whatthegem is a small utility to answer some questions about Ruby gems you work with or planning to work with.
It tries to answer—right in your terminal—questions like the following:
- Colleague added
Gemfile, what is it?
- How outdated is my favorite
gemnameI am using locally, what's changed since then?
- What's that benchmarking
gemname's synopsis was, again?
- There is
gemnameadvised on the internetz for my problem, is it still maintained? Is it widely used?
There are a lot of ways to answer those questions through Google and various sites, but if you are in a terminal currently,
whatthegem is fastest, most focused and convenient.
gem install whatthegem
whatthegem <gem> info
Just extracts gem's description and version from RubyGems.org and presents it to you alongside your local versions.
whatthegem <gem> usage
Tries to parse gem's GitHub README (or local README, if the gem is installed and includes it), and extract Ruby code blocks from there (except trivial, like "Add to your
gem 'gemname') and prints them. Typically, it is the main/most basic usage examples.
whatthegem <gem> changes
Parses gem's GitHub
History, or GitHub releases description, and lists versions and their changes (up to your local version, if it is older than recent one).
whatthegem <gem> stats
Some statistics about gem's maintenance, freshness, and popularity (again, from RubyGems.org and GitHub). It doesn't judge, just provides helpful quick insights.
Note that, for example, "not having a new version in last year or two" doesn't necessary means the gem is abandoned, it could be just "complete".
This functionality is ported from my earlier gem any_good—after its creation, I eventually understood there are several things I'd like to be able to know about the gems, and so whatthegem was born.
- As significant amount of information is taken from GitHub,
whatthegemis less useful for gems that aren't on GitHub, or doesn't specify their repo URL in gemspec (available via RubyGems.org API); integrating of other source hosting is possible, but currently, in my experience, it seems like ~99% of gems are there;
- Also, GitHub usage/changes extraction for gems that aren't in the root of the repo (like ActiveRecord) aren't supported yet;
changesare extracted by heuristics, it doesn't always work well (though it does in a surprisingly large number of cases);
- For example,
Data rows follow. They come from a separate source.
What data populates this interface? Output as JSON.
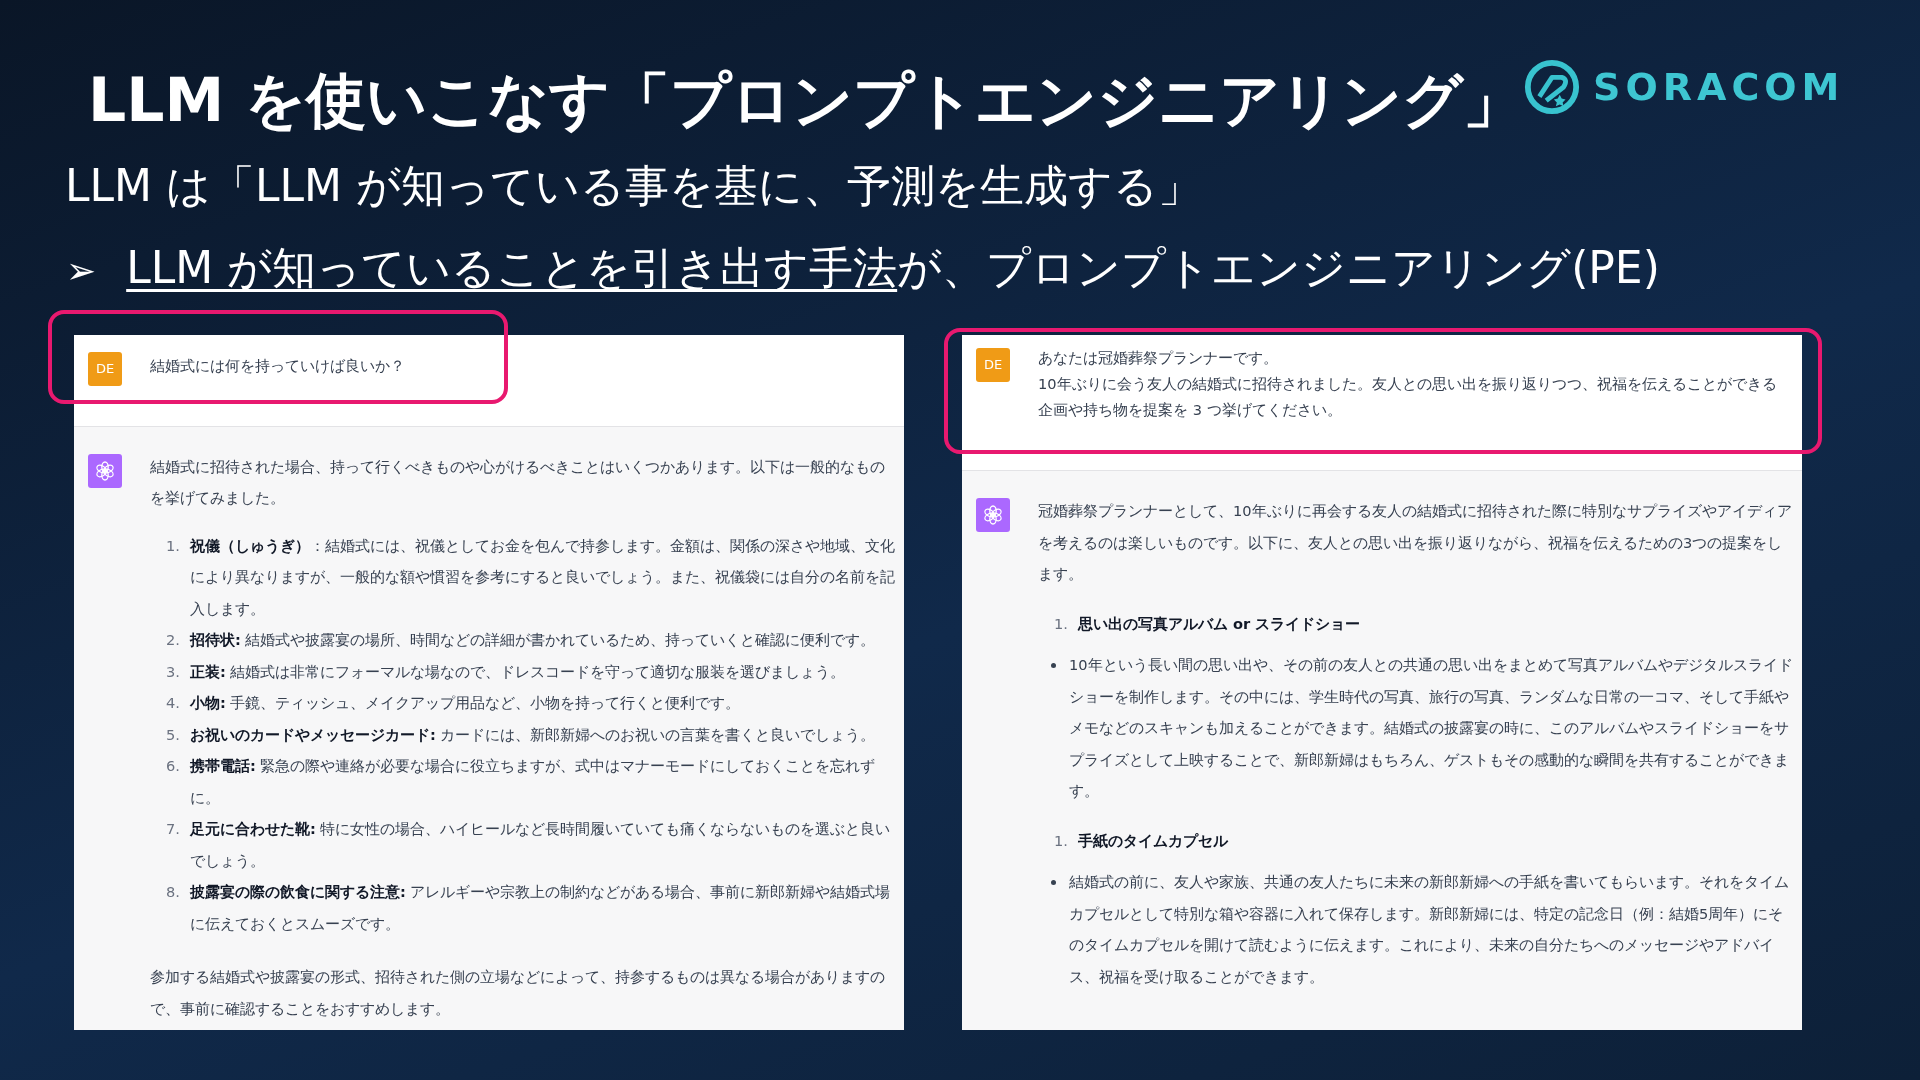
{
  "slide": {
    "title": "LLM を使いこなす「プロンプトエンジニアリング」",
    "logo_text": "SORACOM",
    "statement": "LLM は「LLM が知っている事を基に、予測を生成する」",
    "bullet": {
      "marker": "➢",
      "emphasis": "LLM が知っていることを引き出す手法",
      "rest": "が、プロンプトエンジニアリング(PE)"
    }
  },
  "chats": [
    {
      "kind": "list",
      "highlighted": true,
      "user": {
        "avatar": "DE",
        "lines": [
          "結婚式には何を持っていけば良いか？"
        ]
      },
      "assistant": {
        "intro": "結婚式に招待された場合、持って行くべきものや心がけるべきことはいくつかあります。以下は一般的なものを挙げてみました。",
        "items": [
          {
            "number": "1.",
            "text": "**祝儀（しゅうぎ）**：結婚式には、祝儀としてお金を包んで持参します。金額は、関係の深さや地域、文化により異なりますが、一般的な額や慣習を参考にすると良いでしょう。また、祝儀袋には自分の名前を記入します。"
          },
          {
            "number": "2.",
            "text": "**招待状:** 結婚式や披露宴の場所、時間などの詳細が書かれているため、持っていくと確認に便利です。"
          },
          {
            "number": "3.",
            "text": "**正装:** 結婚式は非常にフォーマルな場なので、ドレスコードを守って適切な服装を選びましょう。"
          },
          {
            "number": "4.",
            "text": "**小物:** 手鏡、ティッシュ、メイクアップ用品など、小物を持って行くと便利です。"
          },
          {
            "number": "5.",
            "text": "**お祝いのカードやメッセージカード:** カードには、新郎新婦へのお祝いの言葉を書くと良いでしょう。"
          },
          {
            "number": "6.",
            "text": "**携帯電話:** 緊急の際や連絡が必要な場合に役立ちますが、式中はマナーモードにしておくことを忘れずに。"
          },
          {
            "number": "7.",
            "text": "**足元に合わせた靴:** 特に女性の場合、ハイヒールなど長時間履いていても痛くならないものを選ぶと良いでしょう。"
          },
          {
            "number": "8.",
            "text": "**披露宴の際の飲食に関する注意:** アレルギーや宗教上の制約などがある場合、事前に新郎新婦や結婚式場に伝えておくとスムーズです。"
          }
        ],
        "outro": "参加する結婚式や披露宴の形式、招待された側の立場などによって、持参するものは異なる場合がありますので、事前に確認することをおすすめします。"
      }
    },
    {
      "kind": "sections",
      "highlighted": true,
      "user": {
        "avatar": "DE",
        "lines": [
          "あなたは冠婚葬祭プランナーです。",
          "10年ぶりに会う友人の結婚式に招待されました。友人との思い出を振り返りつつ、祝福を伝えることができる企画や持ち物を提案を 3 つ挙げてください。"
        ]
      },
      "assistant": {
        "intro": "冠婚葬祭プランナーとして、10年ぶりに再会する友人の結婚式に招待された際に特別なサプライズやアイディアを考えるのは楽しいものです。以下に、友人との思い出を振り返りながら、祝福を伝えるための3つの提案をします。",
        "sections": [
          {
            "number": "1.",
            "title": "思い出の写真アルバム or スライドショー",
            "bullets": [
              "10年という長い間の思い出や、その前の友人との共通の思い出をまとめて写真アルバムやデジタルスライドショーを制作します。その中には、学生時代の写真、旅行の写真、ランダムな日常の一コマ、そして手紙やメモなどのスキャンも加えることができます。結婚式の披露宴の時に、このアルバムやスライドショーをサプライズとして上映することで、新郎新婦はもちろん、ゲストもその感動的な瞬間を共有することができます。"
            ]
          },
          {
            "number": "1.",
            "title": "手紙のタイムカプセル",
            "bullets": [
              "結婚式の前に、友人や家族、共通の友人たちに未来の新郎新婦への手紙を書いてもらいます。それをタイムカプセルとして特別な箱や容器に入れて保存します。新郎新婦には、特定の記念日（例：結婚5周年）にそのタイムカプセルを開けて読むように伝えます。これにより、未来の自分たちへのメッセージやアドバイス、祝福を受け取ることができます。"
            ]
          }
        ]
      }
    }
  ]
}
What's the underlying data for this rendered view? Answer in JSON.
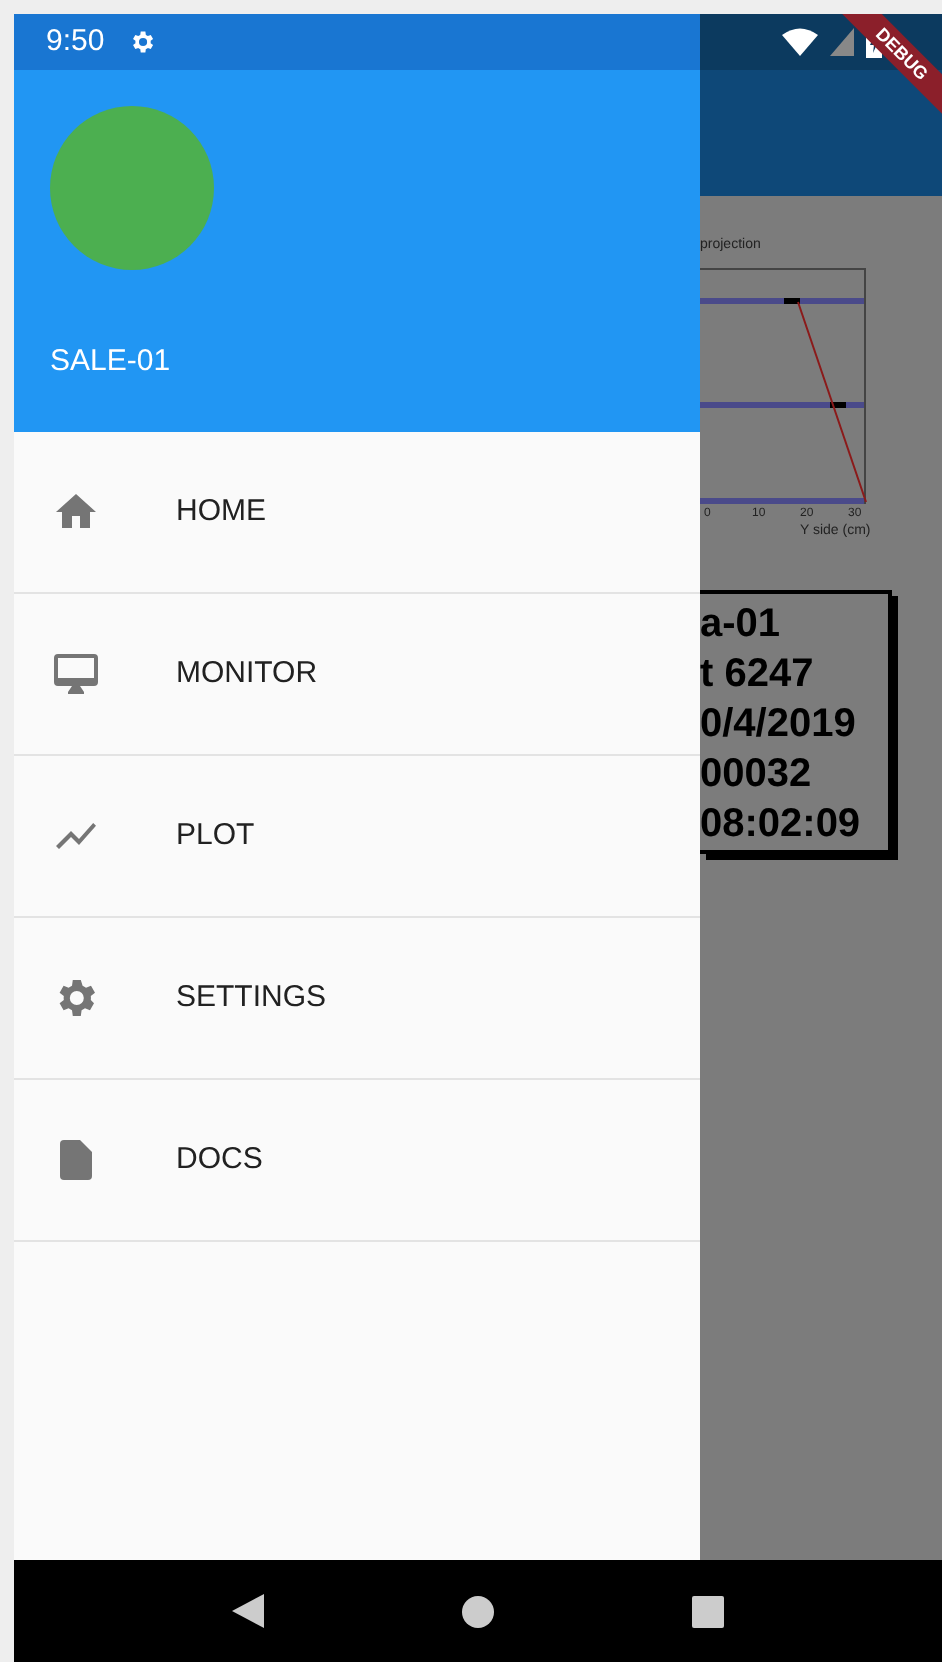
{
  "status_bar": {
    "time": "9:50"
  },
  "debug_banner": {
    "label": "DEBUG"
  },
  "drawer": {
    "header": {
      "title": "SALE-01"
    },
    "items": [
      {
        "kind": "home",
        "label": "HOME"
      },
      {
        "kind": "monitor",
        "label": "MONITOR"
      },
      {
        "kind": "plot",
        "label": "PLOT"
      },
      {
        "kind": "settings",
        "label": "SETTINGS"
      },
      {
        "kind": "docs",
        "label": "DOCS"
      }
    ]
  },
  "background": {
    "chart": {
      "title": "projection",
      "xticks": [
        "0",
        "10",
        "20",
        "30"
      ],
      "xlabel": "Y side (cm)"
    },
    "info_box": {
      "lines": [
        "a-01",
        "t 6247",
        "0/4/2019",
        "00032",
        "08:02:09"
      ]
    }
  }
}
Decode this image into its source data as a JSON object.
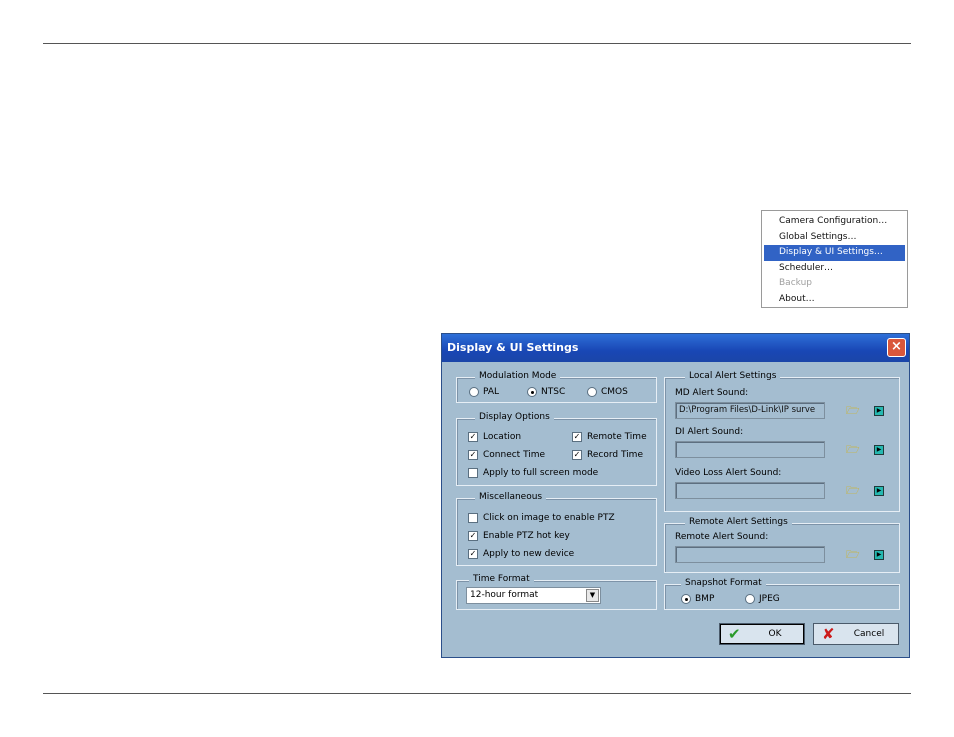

usageis typically informative for stand-alone libraries, but hardly so for Rails plugins (which have instructions like "run this generator, add that to config, insert this line in the model" in their README)
- For other, not all gems have their Changelog findable, or parseable.
- For example,